Becoming a Prepared Buyer: Aircraft Acquisition — Originally published in BusinessAir Magazine, August 2020, Volume 30, No. 8.

As we continue to face the “new normal” of traveling during a pandemic, I have been inundated with calls from individuals and companies who are exploring the idea of whole aircraft ownership for the first time. For anyone in the market for an aircraft today or in the near future who would like to make the purchase and closing on an aircraft as efficient and straightforward as possible, please consider taking the following steps prior to making your first offer.

BUILD YOUR ACQUISITION TEAM EARLY & PRIOR TO THE FIRST OFFER

Aircraft Broker/Consultant – Select a consultant or broker who knows the global market for the aircraft type you are purchasing. The broker/consultant must also be respected among his peers.
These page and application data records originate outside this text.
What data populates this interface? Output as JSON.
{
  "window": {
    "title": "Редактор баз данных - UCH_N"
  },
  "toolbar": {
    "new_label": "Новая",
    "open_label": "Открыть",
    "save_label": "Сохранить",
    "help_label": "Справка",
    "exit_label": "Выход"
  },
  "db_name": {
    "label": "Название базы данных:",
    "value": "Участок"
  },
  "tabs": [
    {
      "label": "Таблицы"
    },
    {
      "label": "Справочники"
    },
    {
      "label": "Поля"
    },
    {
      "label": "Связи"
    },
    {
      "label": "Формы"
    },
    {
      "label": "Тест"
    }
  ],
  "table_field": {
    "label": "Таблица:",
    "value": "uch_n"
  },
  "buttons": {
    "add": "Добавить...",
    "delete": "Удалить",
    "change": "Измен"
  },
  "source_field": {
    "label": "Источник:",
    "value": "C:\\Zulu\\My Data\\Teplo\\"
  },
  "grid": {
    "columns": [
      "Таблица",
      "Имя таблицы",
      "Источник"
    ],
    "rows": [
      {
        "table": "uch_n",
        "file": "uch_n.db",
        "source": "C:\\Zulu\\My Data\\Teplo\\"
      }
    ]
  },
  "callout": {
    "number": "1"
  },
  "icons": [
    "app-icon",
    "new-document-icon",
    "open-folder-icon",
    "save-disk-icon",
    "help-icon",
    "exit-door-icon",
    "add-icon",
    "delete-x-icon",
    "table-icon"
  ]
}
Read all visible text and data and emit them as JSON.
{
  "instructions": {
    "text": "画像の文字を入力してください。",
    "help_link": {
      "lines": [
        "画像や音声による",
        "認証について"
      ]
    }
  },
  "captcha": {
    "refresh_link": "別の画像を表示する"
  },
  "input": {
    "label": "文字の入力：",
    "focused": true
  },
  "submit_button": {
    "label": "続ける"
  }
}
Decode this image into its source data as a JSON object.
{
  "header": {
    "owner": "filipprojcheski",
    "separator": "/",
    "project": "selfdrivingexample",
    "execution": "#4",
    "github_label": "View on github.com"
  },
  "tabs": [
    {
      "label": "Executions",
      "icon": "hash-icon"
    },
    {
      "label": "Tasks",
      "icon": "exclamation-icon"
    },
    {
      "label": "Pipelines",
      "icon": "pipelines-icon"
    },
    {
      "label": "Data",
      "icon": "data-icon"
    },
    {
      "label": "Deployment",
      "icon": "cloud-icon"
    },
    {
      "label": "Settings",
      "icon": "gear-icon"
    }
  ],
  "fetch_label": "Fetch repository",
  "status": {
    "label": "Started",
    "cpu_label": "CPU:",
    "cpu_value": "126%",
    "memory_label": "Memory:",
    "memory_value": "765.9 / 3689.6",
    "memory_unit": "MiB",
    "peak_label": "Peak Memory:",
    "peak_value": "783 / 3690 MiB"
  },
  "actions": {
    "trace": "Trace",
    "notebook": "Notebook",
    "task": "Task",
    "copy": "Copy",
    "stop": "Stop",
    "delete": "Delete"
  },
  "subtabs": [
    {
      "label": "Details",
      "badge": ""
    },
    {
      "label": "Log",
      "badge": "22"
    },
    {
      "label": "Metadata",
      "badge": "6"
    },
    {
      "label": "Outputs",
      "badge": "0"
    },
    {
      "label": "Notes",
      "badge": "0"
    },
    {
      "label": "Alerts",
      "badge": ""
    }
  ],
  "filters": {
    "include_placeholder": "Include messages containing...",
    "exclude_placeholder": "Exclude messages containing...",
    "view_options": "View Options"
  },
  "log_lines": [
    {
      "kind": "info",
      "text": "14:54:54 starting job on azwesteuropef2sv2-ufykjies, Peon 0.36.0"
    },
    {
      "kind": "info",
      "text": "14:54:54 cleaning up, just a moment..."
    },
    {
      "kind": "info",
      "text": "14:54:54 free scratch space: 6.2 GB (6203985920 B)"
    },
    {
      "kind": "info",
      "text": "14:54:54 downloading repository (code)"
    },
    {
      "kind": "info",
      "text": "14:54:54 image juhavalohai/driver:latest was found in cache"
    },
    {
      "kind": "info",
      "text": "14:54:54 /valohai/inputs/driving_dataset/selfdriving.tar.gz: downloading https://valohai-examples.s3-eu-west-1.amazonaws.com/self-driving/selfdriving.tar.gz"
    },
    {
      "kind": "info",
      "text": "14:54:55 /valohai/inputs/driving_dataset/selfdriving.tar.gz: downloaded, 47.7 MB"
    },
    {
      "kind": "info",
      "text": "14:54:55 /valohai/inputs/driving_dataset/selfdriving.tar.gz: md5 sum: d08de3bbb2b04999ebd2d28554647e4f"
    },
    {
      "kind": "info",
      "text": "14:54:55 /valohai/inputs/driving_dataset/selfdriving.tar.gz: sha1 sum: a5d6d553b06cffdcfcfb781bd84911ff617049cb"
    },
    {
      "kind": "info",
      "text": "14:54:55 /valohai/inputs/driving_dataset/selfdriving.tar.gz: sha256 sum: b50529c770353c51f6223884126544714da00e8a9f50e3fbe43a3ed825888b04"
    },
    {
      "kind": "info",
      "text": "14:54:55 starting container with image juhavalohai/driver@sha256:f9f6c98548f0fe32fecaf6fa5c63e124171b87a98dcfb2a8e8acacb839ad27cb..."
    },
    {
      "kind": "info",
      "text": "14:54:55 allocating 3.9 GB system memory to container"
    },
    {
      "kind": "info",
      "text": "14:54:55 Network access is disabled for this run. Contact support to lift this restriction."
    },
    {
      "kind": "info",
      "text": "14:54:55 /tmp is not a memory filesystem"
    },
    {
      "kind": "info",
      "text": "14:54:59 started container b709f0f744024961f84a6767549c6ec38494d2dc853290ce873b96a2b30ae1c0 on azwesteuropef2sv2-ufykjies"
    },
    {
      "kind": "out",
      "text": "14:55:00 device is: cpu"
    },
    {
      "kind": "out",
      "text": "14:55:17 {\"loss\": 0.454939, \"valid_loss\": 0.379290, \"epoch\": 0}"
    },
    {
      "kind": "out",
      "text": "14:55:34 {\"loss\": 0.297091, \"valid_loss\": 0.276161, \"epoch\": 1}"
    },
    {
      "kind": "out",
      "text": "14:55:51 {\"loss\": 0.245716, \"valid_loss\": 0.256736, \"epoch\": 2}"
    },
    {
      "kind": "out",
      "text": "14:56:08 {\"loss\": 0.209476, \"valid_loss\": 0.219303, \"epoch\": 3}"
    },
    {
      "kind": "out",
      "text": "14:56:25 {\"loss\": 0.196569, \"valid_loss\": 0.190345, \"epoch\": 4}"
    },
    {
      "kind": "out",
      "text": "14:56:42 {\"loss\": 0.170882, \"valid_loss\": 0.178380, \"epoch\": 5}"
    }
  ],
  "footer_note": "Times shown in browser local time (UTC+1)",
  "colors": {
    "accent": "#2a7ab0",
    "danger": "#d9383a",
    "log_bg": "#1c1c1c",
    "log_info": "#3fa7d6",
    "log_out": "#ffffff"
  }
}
There are certainly instances when an offer is not taken as seriously if the broker representing the buyer lacks experience with the particular category of aircraft being sought or has had previous conflicts with the broker on the other side. If international aircraft are going to be considered, be sure the Aircraft Broker/Consultant takes into consideration the quarantine rules where the aircraft is located and/or where the pre-purchase inspection will take place.

Aviation Counsel – Retain aviation counsel in advance so she is ready to jump into a deal once the aircraft is selected. This will save valuable time later. Including a provision in the Letter of Intent (“LOI”) that the buyer will have an initial draft of the purchase agreement to the seller within three days of signing of the LOI will be very appealing to a seller. But this can only happen if aviation counsel has already been identified, retained, and is up-to-speed on the specifics of the deal. Technical Representative – Hire the right technical expert so that he is ready to start immediately once the aircraft is identified. The technical representative will review aircraft maintenance records and identify any inspection items that must be rectified. The technical representative can also help determine which aircraft is the best aircraft to make an offer on, based on aircraft pedigree. Be sure that the technical representative is willing to travel during the pandemic in order to be able to oversee the pre-purchase inspection.

Lender – As in all transactions, sellers prefer cash deals. But if the aircraft is going to be financed, contact lenders and select a lending partner before a specific aircraft is chosen so that lenders are able to close quickly once the aircraft is identified.

Management Company – Is the aircraft going to be managed by a third-party provider? Will charter be allowed on the aircraft when not being used by the aircraft owner? Selection of a management company early in the process means you will have the management company acting as your advocate throughout the acquisition. Many management companies don’t start charging management fees until the aircraft is acquired, so you may get valuable advice from the management company at little cost by selecting a management company early in the process.

Insurance Broker – Decide if the insurance will be procured through the management company or if you need an insurance broker to provide the comprehensive coverage to diminish liability concerns.

Escrow Agent – Identify your escrow agent and obtain their wire instructions so you are ready to send a deposit as soon as you have an accepted LOI. This demonstrates to the seller that you are a committed buyer.

ESTABLISH YOUR OWNERSHIP AND OPERATING STRUCTURE

Your aviation counsel can help you determine the following: What entity will own the aircraft? Does the proposed structure make the most sense, based on the intended use of the aircraft and the potential tax implications for those who will use the aircraft? Is the ownership structure legal under the Federal Aviation Regulations?

Retain a qualified aviation tax attorney and CPA who can review the ownership structure to make sure it is the best tax-plan available. What are the sales and use tax consequences of the ownership structure? Are there adequate liability protections under the ownership structure or at least adequate insurance for all parties involved in the ownership structure?

DON’T SWEAT THE SMALL STUFF

There are a number of miscellaneous items that often get negotiated in the LOI and purchase agreement. These items comprise a small amount of the overall transaction cost, and having flexibility on them may make your offer stand out. Understanding the cost of these items and your position on them before the LOI may allow your offer to appear more competitive than another offer. One approach is to have the seller pay all of these costs and then adjust the purchase price higher since that is the number the seller will most likely focus on. Some of the small items are Escrow Fees, Aircraft Movement Costs, Customs and Registration Change Fees (if applicable), and Registration Number Change Fees.

Spending time and effort at the beginning of the aircraft acquisition process to prepare as much as possible, can lower the naturally-occurring stressors related to aircraft transactions and make you a more attractive buyer.

Please contact Amanda Applegate at aapplegate@aerlex.com or at 310-392-5200.